▼

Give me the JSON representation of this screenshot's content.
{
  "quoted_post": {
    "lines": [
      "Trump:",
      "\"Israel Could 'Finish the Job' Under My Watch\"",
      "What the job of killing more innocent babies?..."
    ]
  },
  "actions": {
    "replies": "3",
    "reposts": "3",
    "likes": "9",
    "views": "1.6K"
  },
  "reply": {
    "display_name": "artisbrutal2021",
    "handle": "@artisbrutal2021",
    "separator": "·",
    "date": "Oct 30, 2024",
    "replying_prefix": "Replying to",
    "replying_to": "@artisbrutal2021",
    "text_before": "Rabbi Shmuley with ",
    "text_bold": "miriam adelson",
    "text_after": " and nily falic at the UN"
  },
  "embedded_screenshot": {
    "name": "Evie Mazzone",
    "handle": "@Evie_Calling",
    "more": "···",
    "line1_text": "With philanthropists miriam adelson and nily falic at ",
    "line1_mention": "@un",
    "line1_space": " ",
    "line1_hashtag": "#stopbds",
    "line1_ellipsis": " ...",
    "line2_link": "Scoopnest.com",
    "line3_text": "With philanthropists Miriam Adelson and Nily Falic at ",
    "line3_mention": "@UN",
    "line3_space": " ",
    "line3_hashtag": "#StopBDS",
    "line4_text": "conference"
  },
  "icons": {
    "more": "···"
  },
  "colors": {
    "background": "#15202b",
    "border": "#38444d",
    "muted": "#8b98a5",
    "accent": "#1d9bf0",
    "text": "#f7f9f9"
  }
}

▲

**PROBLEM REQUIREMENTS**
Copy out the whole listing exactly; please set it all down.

**THE ANSWER**
Give me the JSON representation of this screenshot's content.
{
  "quoted_post": {
    "lines": [
      "Trump:",
      "\"Israel Could 'Finish the Job' Under My Watch\"",
      "What the job of killing more innocent babies?..."
    ]
  },
  "actions": {
    "replies": "3",
    "reposts": "3",
    "likes": "9",
    "views": "1.6K"
  },
  "reply": {
    "display_name": "artisbrutal2021",
    "handle": "@artisbrutal2021",
    "separator": "·",
    "date": "Oct 30, 2024",
    "replying_prefix": "Replying to",
    "replying_to": "@artisbrutal2021",
    "text_before": "Rabbi Shmuley with ",
    "text_bold": "miriam adelson",
    "text_after": " and nily falic at the UN"
  },
  "embedded_screenshot": {
    "name": "Evie Mazzone",
    "handle": "@Evie_Calling",
    "more": "···",
    "line1_text": "With philanthropists miriam adelson and nily falic at ",
    "line1_mention": "@un",
    "line1_space": " ",
    "line1_hashtag": "#stopbds",
    "line1_ellipsis": " ...",
    "line2_link": "Scoopnest.com",
    "line3_text": "With philanthropists Miriam Adelson and Nily Falic at ",
    "line3_mention": "@UN",
    "line3_space": " ",
    "line3_hashtag": "#StopBDS",
    "line4_text": "conference"
  },
  "icons": {
    "more": "···"
  },
  "colors": {
    "background": "#15202b",
    "border": "#38444d",
    "muted": "#8b98a5",
    "accent": "#1d9bf0",
    "text": "#f7f9f9"
  }
}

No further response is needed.